Her refusal to leave the plane can perhaps be attributed to the fact that she is not deathly allergic to dogs at all. After all, if she was deathly allergic, then should certainly would have left the premises knowing that there were dogs near her. However, being fully aware that there were dogs on the plane – two, in fact – and electing not to remove herself from the flight, it was the responsibility of the company in question to take the initiative and remove her from the dangerous situation in service to her well-being.
In 2001, in response to U.S-led airstrikes on Afghanistan in response to the 9/11 attack, Daulatzai stated that, “America has given me tremendous opportunities, like an education. But there is something very wrong that money my family is paying as taxpayers is being used to bomb my people. It doesn’t make sense to me.” Moreover, seeing that her surname, “Daulatzai” is of Afghan descent and that the “Dawlatzai” are a sub-tribe of the Tanoli mainly found in eastern Afghanistan, it possible – or even likely – that Daulatzai’s concern about the canine presence on the plan was linked to her religio-cultural tendencies rather than a legitimate medical ailment.

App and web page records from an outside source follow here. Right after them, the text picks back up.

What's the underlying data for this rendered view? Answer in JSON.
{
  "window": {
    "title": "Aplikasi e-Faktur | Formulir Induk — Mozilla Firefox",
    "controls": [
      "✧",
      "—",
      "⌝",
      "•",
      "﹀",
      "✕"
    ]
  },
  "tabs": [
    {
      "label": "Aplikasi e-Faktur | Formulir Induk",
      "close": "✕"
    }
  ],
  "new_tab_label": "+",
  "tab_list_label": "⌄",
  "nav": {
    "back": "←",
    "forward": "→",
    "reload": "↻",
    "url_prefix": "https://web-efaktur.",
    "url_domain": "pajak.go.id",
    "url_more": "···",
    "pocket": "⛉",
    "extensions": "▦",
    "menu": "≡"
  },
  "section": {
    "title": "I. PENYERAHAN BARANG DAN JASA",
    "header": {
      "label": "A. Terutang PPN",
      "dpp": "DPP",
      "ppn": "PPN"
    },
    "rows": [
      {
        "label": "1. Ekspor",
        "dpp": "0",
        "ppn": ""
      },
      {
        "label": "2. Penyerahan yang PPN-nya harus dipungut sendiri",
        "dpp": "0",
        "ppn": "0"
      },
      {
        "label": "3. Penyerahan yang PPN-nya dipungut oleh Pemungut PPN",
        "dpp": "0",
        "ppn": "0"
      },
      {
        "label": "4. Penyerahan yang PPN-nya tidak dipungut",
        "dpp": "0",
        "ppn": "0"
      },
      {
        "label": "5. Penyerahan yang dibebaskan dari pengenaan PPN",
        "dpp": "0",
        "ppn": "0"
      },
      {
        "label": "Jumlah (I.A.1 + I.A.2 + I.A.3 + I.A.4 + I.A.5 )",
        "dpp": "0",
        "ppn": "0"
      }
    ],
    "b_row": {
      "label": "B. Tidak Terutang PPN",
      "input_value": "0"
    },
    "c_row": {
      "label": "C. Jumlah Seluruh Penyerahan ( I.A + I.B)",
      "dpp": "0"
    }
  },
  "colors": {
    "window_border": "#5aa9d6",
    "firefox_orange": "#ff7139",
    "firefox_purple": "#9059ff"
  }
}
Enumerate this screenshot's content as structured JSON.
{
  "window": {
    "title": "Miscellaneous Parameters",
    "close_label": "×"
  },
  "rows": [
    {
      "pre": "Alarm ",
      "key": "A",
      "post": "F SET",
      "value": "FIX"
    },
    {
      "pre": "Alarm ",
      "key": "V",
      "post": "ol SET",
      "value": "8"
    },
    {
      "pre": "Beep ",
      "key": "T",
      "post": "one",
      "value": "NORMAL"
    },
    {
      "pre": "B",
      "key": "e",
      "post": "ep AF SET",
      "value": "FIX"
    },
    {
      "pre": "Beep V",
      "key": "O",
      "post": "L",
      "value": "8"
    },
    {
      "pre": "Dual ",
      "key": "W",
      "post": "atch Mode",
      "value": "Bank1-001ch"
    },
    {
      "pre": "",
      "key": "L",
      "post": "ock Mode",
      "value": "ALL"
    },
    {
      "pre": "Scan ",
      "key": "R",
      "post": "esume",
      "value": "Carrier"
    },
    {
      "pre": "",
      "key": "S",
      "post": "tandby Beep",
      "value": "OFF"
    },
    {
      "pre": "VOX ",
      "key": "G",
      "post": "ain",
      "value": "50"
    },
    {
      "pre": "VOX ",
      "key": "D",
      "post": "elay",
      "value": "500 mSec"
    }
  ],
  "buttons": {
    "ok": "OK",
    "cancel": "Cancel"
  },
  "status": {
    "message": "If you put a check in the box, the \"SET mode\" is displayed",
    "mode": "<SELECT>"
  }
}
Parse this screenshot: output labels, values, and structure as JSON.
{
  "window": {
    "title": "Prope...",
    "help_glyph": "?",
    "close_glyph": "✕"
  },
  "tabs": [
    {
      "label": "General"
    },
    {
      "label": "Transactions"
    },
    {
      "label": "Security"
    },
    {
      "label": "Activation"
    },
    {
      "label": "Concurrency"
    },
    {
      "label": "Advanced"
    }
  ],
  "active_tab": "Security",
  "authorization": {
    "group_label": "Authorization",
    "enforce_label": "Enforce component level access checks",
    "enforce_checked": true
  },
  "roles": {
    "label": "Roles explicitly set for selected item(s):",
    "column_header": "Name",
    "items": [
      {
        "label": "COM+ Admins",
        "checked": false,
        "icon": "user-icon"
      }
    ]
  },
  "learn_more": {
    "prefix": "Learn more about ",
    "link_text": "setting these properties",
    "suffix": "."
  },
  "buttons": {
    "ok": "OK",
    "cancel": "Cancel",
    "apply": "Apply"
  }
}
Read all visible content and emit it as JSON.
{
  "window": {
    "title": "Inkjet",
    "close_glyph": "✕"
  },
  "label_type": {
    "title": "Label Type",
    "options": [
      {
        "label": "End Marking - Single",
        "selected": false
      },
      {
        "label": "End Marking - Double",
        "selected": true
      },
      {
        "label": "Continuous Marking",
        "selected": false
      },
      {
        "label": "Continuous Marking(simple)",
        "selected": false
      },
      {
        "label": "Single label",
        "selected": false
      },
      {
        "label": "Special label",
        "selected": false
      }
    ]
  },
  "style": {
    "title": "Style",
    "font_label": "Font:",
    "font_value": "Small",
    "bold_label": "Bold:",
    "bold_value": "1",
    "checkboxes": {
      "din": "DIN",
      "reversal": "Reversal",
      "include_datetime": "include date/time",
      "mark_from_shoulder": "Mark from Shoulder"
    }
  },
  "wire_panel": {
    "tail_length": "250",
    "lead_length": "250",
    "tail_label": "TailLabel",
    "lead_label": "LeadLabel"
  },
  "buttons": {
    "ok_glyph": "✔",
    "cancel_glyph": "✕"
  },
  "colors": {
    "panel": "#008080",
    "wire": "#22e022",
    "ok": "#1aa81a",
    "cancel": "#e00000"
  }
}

Multiple Islamic legal traditions have developed injunctions that warn citizens from coming into contact with dogs, as most Muslim traditions believe dogs to be ritually impure animals. Dr. Ayoub M. Banderker, an Islamic veterinary surgeon, writes in his article Animal Abuse and Welfare in Islam, that Muslims should not keep dogs in the house. Moreover, Prof. Khaled Abou el Fadl notes that “religious traditions hold that if a dog – or woman – passes in front of you as you prepare to pray, it pollutes your purity and negates your prayer.”
Despite Vogue‘s twisting of the entire incident into a distorted narrative of “Trump’s America” oppressing “people of color,” the facts are clear. Daulatzai, an Islamic researcher, decried the presence of dogs on her flight, claiming that she was “deathly allergic” and demanding that they be removed from the plane to suit her medical needs. When no documentation could be procured to prove that Daulatzai could safely fly in proximity to dogs, she was escorted off the plane.
The taqiyya is strong with this one, as the real reason behind her request for the dogs to be removed stems from her degenerate religious convictions. Because she is a Muslim, however, the media will likely downplay this story, and her name and face will be forgotten within the week, because the social elite do not wish to acknowledge the fact the Islamic migrants do not with to assimilate to the surrounding culture, on the contrary, they seek to conquer the surrounding culture.